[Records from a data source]
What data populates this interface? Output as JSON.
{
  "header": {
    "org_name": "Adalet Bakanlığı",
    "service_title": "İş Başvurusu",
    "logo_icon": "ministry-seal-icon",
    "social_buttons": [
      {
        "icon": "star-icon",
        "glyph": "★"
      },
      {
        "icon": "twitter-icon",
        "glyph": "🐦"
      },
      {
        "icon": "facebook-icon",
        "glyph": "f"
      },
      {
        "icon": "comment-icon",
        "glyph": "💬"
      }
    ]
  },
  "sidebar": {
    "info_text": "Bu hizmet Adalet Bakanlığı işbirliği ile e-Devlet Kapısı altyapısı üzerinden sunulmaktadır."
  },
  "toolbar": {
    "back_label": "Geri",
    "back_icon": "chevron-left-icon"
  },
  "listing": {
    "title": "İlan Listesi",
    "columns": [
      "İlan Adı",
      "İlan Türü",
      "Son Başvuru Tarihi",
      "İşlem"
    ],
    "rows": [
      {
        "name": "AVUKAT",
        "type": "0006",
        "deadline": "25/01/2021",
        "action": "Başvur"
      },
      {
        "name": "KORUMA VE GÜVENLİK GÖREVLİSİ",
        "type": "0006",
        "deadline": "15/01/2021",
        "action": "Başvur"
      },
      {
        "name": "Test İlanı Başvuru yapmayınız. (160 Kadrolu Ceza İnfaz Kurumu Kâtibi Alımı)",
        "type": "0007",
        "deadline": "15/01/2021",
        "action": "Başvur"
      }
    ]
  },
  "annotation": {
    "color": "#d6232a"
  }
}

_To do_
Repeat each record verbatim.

_The answer_
What data populates this interface? Output as JSON.
{
  "header": {
    "org_name": "Adalet Bakanlığı",
    "service_title": "İş Başvurusu",
    "logo_icon": "ministry-seal-icon",
    "social_buttons": [
      {
        "icon": "star-icon",
        "glyph": "★"
      },
      {
        "icon": "twitter-icon",
        "glyph": "🐦"
      },
      {
        "icon": "facebook-icon",
        "glyph": "f"
      },
      {
        "icon": "comment-icon",
        "glyph": "💬"
      }
    ]
  },
  "sidebar": {
    "info_text": "Bu hizmet Adalet Bakanlığı işbirliği ile e-Devlet Kapısı altyapısı üzerinden sunulmaktadır."
  },
  "toolbar": {
    "back_label": "Geri",
    "back_icon": "chevron-left-icon"
  },
  "listing": {
    "title": "İlan Listesi",
    "columns": [
      "İlan Adı",
      "İlan Türü",
      "Son Başvuru Tarihi",
      "İşlem"
    ],
    "rows": [
      {
        "name": "AVUKAT",
        "type": "0006",
        "deadline": "25/01/2021",
        "action": "Başvur"
      },
      {
        "name": "KORUMA VE GÜVENLİK GÖREVLİSİ",
        "type": "0006",
        "deadline": "15/01/2021",
        "action": "Başvur"
      },
      {
        "name": "Test İlanı Başvuru yapmayınız. (160 Kadrolu Ceza İnfaz Kurumu Kâtibi Alımı)",
        "type": "0007",
        "deadline": "15/01/2021",
        "action": "Başvur"
      }
    ]
  },
  "annotation": {
    "color": "#d6232a"
  }
}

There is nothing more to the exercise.